The case suggested that the payroll company engaged the worker on a self-employed basis. However, the Employment Appeal Tribunal found that Mr Blakely was a worker, not self-employed. The case would never have got to tribunal had a fully compliant umbrella company been engaged, one that employs workers under a contract of employment where umbrellas ensure that the individual is entitled to all 84 statutory rights and benefits of employment, including holiday pay, pension, maternity, paternity pay, and so on. It is yet another example of bad working practice and non-compliancy that we strive to stamp out. Actions of non-compliant firms give us all a bad name, so we welcome any regulation that seeks to ensure a minimum standard is adhered to – that way, we might rid the sector of the cowboys.
The original case also referred to unlawful deductions in wages for employers’ national insurance. In our experience, this is most likely due to miscommunication where the worker has erroneously been told that they will be paid the assignment rate, which is different to their pay rate. All employers must pay employers’ national insurance, and it is illegal to deduct this from a worker’s income. That is one reason why compliant umbrella firms always ensure that their employees understand the difference between the assignment rate and their gross pay. The assignment includes employment costs such as employers’ national insurance, holiday pay, apprenticeship levy, and pensions contributions. Such costs should always be factored into the assignment rate because, as employers, umbrellas are legally obliged to pay them. It is easy to see how this may have been misconstrued, and indeed that is why FCSA-accredited members are required to ensure that all of their umbrella employees understand how their pay is calculated, and the difference between the assignment rate and their pay rate. Transparency of pay is something we wholeheartedly support to prevent future workers being told an incorrect rate.

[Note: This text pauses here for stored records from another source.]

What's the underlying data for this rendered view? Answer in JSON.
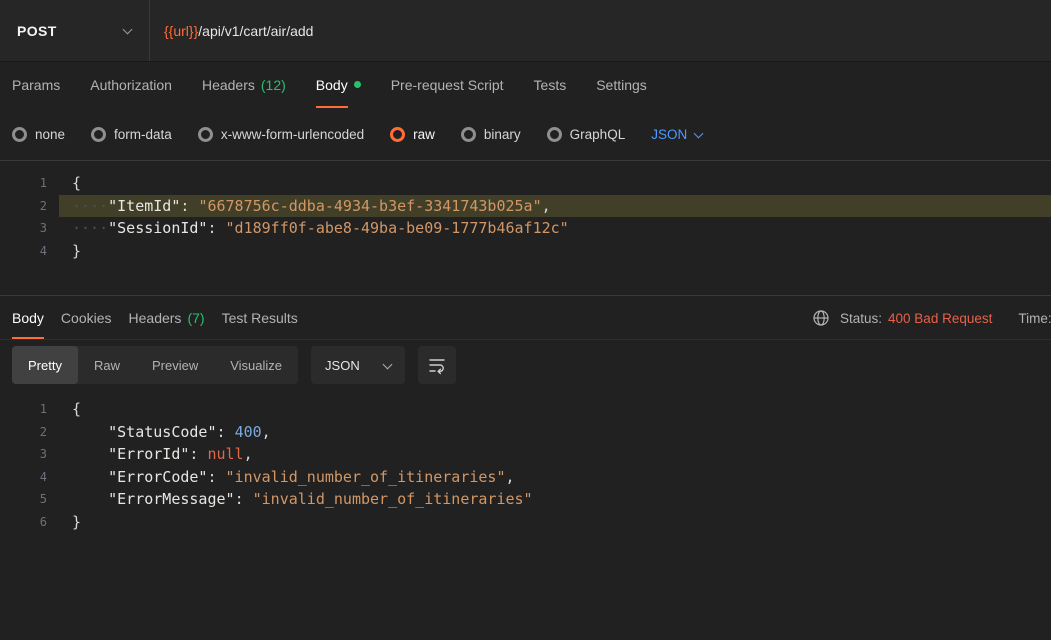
{
  "request_bar": {
    "method": "POST",
    "url_variable": "{{url}}",
    "url_path": "/api/v1/cart/air/add"
  },
  "request_tabs": {
    "params": "Params",
    "authorization": "Authorization",
    "headers": "Headers",
    "headers_count": "(12)",
    "body": "Body",
    "pre_request_script": "Pre-request Script",
    "tests": "Tests",
    "settings": "Settings"
  },
  "body_type": {
    "options": {
      "none": "none",
      "form_data": "form-data",
      "urlencoded": "x-www-form-urlencoded",
      "raw": "raw",
      "binary": "binary",
      "graphql": "GraphQL"
    },
    "selected": "raw",
    "language": "JSON"
  },
  "request_editor": {
    "lines": [
      {
        "num": "1",
        "tokens": [
          {
            "t": "{",
            "c": "punct"
          }
        ]
      },
      {
        "num": "2",
        "highlight": true,
        "tokens": [
          {
            "t": "····",
            "c": "ws"
          },
          {
            "t": "\"ItemId\"",
            "c": "key"
          },
          {
            "t": ": ",
            "c": "punct"
          },
          {
            "t": "\"6678756c-ddba-4934-b3ef-3341743b025a\"",
            "c": "str"
          },
          {
            "t": ",",
            "c": "punct"
          }
        ]
      },
      {
        "num": "3",
        "tokens": [
          {
            "t": "····",
            "c": "ws"
          },
          {
            "t": "\"SessionId\"",
            "c": "key"
          },
          {
            "t": ": ",
            "c": "punct"
          },
          {
            "t": "\"d189ff0f-abe8-49ba-be09-1777b46af12c\"",
            "c": "str"
          }
        ]
      },
      {
        "num": "4",
        "tokens": [
          {
            "t": "}",
            "c": "punct"
          }
        ]
      }
    ]
  },
  "response_tabs": {
    "body": "Body",
    "cookies": "Cookies",
    "headers": "Headers",
    "headers_count": "(7)",
    "test_results": "Test Results"
  },
  "response_meta": {
    "status_label": "Status:",
    "status_value": "400 Bad Request",
    "time_label": "Time:"
  },
  "response_toolbar": {
    "pretty": "Pretty",
    "raw": "Raw",
    "preview": "Preview",
    "visualize": "Visualize",
    "language": "JSON"
  },
  "response_editor": {
    "lines": [
      {
        "num": "1",
        "tokens": [
          {
            "t": "{",
            "c": "punct"
          }
        ]
      },
      {
        "num": "2",
        "tokens": [
          {
            "t": "    ",
            "c": "plain"
          },
          {
            "t": "\"StatusCode\"",
            "c": "key"
          },
          {
            "t": ": ",
            "c": "punct"
          },
          {
            "t": "400",
            "c": "num"
          },
          {
            "t": ",",
            "c": "punct"
          }
        ]
      },
      {
        "num": "3",
        "tokens": [
          {
            "t": "    ",
            "c": "plain"
          },
          {
            "t": "\"ErrorId\"",
            "c": "key"
          },
          {
            "t": ": ",
            "c": "punct"
          },
          {
            "t": "null",
            "c": "null"
          },
          {
            "t": ",",
            "c": "punct"
          }
        ]
      },
      {
        "num": "4",
        "tokens": [
          {
            "t": "    ",
            "c": "plain"
          },
          {
            "t": "\"ErrorCode\"",
            "c": "key"
          },
          {
            "t": ": ",
            "c": "punct"
          },
          {
            "t": "\"invalid_number_of_itineraries\"",
            "c": "str"
          },
          {
            "t": ",",
            "c": "punct"
          }
        ]
      },
      {
        "num": "5",
        "tokens": [
          {
            "t": "    ",
            "c": "plain"
          },
          {
            "t": "\"ErrorMessage\"",
            "c": "key"
          },
          {
            "t": ": ",
            "c": "punct"
          },
          {
            "t": "\"invalid_number_of_itineraries\"",
            "c": "str"
          }
        ]
      },
      {
        "num": "6",
        "tokens": [
          {
            "t": "}",
            "c": "punct"
          }
        ]
      }
    ]
  },
  "colors": {
    "accent_orange": "#ff6c37",
    "green": "#27c06d",
    "link_blue": "#4c9aff",
    "status_error": "#e8604a",
    "json_string": "#d29766",
    "json_number": "#7ca9dd",
    "json_null": "#e0674e"
  }
}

Some say that this case “blows a hole in the agency payroll model”, which remains to be seen. However, if it does, this could in fact be very positive – if it means that only compliant umbrella firms can operate, which actually employ the workers with all the accompanying rights and benefits, then that would be something to be celebrated.
Good working practices are vital for the benefit of all so that we can face the future with confidence, safe in the knowledge that we are doing everything compliantly. By taking control to be visible and transparent and communicating clearly with each other throughout the supply chain, we will go a long way to getting it right. Ignorance is no defence.
Part 1 of this article was published by Recruitment Agency Now on Thursday 21 June 2018
Julia Kermode is chief executive of The Freelancer & Contractor Services Association (FCSA), the UK’s largest independent trade association whose members provide professional support services to some 130,000 freelancers and contractors.